:: EXERCISE DIRECTIONS ::
Go through the entries below. Copy out every line that contains "JSON".

##### RECORDS PROVIDED #####

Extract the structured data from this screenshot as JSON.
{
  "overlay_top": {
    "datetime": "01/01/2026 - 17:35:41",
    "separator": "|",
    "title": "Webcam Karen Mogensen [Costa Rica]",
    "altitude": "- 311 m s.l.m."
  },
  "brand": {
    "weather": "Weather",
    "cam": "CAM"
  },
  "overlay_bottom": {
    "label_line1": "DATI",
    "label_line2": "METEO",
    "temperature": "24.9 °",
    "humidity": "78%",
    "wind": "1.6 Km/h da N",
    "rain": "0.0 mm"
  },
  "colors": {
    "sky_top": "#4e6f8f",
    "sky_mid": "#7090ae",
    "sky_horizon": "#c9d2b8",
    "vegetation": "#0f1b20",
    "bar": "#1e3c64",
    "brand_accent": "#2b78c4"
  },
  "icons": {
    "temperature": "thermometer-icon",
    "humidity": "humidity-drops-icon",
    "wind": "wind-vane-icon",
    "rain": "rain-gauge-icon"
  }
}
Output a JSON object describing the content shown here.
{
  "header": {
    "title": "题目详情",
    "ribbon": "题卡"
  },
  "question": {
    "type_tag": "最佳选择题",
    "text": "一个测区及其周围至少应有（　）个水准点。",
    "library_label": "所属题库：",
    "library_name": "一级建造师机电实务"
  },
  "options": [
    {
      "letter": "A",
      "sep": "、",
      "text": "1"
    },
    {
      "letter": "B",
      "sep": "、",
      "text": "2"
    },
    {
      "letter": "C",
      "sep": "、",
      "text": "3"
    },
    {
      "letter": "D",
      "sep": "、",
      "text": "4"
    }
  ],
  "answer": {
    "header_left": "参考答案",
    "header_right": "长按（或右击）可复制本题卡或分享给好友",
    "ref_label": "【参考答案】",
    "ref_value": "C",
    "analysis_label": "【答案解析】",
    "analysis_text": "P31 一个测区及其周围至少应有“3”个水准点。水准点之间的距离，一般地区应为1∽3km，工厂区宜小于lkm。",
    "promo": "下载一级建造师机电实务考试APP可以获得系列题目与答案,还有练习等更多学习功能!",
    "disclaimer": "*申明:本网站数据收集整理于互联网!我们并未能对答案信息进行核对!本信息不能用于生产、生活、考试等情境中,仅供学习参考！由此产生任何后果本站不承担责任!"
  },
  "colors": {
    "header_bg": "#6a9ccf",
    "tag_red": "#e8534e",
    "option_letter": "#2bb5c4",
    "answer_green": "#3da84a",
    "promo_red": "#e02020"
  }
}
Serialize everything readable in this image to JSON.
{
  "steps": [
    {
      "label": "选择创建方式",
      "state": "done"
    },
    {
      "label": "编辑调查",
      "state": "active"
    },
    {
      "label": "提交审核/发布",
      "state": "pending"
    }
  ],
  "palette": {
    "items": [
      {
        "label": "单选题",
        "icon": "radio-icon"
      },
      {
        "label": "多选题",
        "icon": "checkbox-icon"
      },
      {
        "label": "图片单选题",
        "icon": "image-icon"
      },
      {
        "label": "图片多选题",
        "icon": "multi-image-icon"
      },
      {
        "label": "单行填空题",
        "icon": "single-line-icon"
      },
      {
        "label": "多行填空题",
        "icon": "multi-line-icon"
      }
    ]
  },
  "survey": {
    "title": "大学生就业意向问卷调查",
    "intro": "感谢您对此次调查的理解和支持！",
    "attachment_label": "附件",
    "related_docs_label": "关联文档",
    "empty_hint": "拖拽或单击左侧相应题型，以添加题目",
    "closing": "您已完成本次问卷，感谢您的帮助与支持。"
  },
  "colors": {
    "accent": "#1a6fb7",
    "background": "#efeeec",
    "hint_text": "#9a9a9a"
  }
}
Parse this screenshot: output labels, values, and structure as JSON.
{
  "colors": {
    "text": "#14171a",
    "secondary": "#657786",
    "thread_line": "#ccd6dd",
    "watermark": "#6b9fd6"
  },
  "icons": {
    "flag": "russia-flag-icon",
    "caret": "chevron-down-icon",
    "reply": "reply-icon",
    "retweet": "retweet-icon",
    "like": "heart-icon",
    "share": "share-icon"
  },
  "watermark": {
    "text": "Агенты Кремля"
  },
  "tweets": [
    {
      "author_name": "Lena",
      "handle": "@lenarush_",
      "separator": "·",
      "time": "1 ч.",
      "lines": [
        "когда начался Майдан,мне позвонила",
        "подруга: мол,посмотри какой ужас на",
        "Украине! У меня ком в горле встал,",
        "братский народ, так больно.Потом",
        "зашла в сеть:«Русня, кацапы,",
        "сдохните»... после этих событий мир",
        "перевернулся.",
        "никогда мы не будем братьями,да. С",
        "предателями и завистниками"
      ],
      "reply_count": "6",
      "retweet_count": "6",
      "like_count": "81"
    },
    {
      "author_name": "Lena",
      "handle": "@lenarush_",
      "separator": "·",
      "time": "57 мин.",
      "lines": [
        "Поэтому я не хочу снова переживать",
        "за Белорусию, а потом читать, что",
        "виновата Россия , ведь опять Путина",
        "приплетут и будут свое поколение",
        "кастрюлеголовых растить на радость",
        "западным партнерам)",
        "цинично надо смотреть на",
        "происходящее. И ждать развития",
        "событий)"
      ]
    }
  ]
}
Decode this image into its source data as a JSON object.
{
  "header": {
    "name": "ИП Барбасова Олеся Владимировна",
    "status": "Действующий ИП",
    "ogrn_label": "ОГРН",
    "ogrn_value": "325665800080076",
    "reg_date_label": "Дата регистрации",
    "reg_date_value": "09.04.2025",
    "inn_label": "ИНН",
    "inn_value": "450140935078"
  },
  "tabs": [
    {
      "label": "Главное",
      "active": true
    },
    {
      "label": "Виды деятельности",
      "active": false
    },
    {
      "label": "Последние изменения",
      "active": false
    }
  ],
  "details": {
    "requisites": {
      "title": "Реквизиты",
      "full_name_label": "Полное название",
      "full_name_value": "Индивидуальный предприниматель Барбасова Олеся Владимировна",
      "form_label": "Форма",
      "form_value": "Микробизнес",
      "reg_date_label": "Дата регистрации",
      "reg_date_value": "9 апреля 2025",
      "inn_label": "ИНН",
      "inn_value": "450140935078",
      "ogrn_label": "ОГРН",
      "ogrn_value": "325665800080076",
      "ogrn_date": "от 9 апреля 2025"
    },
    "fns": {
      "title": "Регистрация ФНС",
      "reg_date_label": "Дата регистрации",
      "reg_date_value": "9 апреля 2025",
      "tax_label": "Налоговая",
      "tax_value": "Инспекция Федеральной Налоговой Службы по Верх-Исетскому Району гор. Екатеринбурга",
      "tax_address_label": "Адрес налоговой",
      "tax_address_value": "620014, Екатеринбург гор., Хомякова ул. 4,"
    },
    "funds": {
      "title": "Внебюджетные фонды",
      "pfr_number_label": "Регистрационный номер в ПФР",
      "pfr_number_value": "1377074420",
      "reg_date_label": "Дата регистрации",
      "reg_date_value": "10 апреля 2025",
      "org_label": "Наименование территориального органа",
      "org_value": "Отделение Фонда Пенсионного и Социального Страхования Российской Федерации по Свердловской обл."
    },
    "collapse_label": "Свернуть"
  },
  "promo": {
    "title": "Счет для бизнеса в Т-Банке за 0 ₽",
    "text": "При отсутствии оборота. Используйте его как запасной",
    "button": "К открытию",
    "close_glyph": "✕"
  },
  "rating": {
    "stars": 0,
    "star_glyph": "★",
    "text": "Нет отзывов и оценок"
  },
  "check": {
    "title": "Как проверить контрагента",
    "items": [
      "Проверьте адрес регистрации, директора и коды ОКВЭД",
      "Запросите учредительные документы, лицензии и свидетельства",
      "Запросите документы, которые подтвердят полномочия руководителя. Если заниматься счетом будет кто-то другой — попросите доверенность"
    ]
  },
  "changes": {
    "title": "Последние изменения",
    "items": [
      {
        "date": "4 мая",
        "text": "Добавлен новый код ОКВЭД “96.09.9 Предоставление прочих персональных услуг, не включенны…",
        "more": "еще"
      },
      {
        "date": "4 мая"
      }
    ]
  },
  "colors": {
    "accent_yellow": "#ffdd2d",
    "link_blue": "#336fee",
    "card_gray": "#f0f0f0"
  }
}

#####

:: OUTPUT FOR THIS EXERCISE ::
Extract the structured data from this screenshot as JSON.
Output a JSON object describing the content shown here.
Serialize everything readable in this image to JSON.
Parse this screenshot: output labels, values, and structure as JSON.
Decode this image into its source data as a JSON object.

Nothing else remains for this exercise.